Warton: St Oswald’s Dead

I visited Warton last week, a cramped but attractive village in Lancashire’s north, not very far from Carnforth. Its church is an ancient building and surprisingly large. Inside it hangs the Stars and Stripes, annually flown from the tower, to commemorate the American Victory in the War of Independence; distant cousins of General Washington lived in the village. It’s a tenuous link, but doubtless one which brings pleasure to those rebellious colonists and extra trade to the local pub.

Unusually for a late Saturday afternoon, St Oswald’s was nicely heated and tasteful Christian hymns were being piped out of speakers. Gospels were available to take away free of charge and there was something very pleasing about the place. Closer inspection revealed a statue of Mary nestling in a crevice and a laminated A4 sheet entitled ‘Praying for Our Loved Ones Who Have Died’. The printed prayer written thereon was not as bad as it might have been, and a Bible verse from Thessalonians was wheeled out to offer some justification. As a Protestant, I do not approve of this, and here’s why:

-Praying for the dead implies- or declares- that they are not in the perfect state and require our assistance. The Roman Catholic instantly recognises here the mythical purgatory, from the fires of which departed sufferers receive relief on account of our prayers.

-Praying for the dead suggests that trusting Christ- or rejecting Him- was not the ultimate decision we must make. Those who died in Christ are not in need of our prayers; those who died without Him cannot be helped by them.

-It suggests that those fortunate enough to have caring loved ones with both the time and inclination to pray are in a stronger position than those without.

-Praying for them is not a million miles away to praying to them, a practice anathema to the scriptural record and cheerfully embarked upon by Rome, as they offer incantations to the saints. 

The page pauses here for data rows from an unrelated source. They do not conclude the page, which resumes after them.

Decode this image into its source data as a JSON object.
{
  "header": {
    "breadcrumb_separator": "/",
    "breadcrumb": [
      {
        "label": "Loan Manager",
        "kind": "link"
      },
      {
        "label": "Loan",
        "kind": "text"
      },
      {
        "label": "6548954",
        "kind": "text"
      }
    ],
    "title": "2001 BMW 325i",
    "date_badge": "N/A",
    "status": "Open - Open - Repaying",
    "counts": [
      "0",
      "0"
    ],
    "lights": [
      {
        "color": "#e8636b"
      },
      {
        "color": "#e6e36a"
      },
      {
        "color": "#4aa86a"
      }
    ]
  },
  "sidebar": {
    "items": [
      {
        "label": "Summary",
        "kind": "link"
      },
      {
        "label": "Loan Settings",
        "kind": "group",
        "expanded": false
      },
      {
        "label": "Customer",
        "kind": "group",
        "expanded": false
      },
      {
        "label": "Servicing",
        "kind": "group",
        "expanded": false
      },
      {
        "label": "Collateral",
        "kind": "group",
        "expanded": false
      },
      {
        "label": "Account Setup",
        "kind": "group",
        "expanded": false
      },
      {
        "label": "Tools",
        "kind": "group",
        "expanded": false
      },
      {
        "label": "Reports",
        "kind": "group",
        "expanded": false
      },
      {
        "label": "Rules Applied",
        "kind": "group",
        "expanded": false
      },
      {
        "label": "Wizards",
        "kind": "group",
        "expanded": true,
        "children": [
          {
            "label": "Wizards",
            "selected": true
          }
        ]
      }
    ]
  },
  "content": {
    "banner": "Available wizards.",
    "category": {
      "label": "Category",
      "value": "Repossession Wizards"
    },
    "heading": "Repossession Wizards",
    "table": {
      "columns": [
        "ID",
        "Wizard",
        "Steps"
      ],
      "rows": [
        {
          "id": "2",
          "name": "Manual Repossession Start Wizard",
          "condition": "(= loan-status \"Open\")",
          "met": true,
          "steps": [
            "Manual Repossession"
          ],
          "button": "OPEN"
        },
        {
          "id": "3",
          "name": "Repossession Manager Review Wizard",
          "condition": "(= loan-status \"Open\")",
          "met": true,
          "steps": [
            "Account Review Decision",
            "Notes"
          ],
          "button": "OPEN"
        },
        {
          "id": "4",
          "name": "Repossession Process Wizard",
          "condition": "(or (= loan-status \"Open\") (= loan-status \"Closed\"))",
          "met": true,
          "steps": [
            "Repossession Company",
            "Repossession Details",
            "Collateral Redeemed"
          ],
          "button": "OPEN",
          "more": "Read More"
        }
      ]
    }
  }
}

I like the vicar at Warton and I admire his wonderfully historical church with its cheeky American flag. Nevertheless, his temple needs cleansing.